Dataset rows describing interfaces
+ + + + +

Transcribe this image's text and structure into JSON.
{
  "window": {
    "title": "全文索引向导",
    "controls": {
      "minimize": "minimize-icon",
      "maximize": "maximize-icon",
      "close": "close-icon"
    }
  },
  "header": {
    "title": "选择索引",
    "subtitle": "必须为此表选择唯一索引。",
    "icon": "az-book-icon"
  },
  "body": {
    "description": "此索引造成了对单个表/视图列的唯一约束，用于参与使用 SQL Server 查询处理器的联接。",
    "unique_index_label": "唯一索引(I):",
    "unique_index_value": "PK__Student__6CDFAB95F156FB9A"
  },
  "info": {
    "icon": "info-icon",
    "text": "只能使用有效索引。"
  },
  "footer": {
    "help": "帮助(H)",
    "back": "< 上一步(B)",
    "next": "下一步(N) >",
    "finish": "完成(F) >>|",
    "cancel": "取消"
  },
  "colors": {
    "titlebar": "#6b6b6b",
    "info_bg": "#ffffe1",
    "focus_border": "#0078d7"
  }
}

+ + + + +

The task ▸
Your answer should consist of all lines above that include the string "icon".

Finished exercise ▸
      "minimize": "minimize-icon",
      "maximize": "maximize-icon",
      "close": "close-icon"
    "icon": "az-book-icon"
    "icon": "info-icon",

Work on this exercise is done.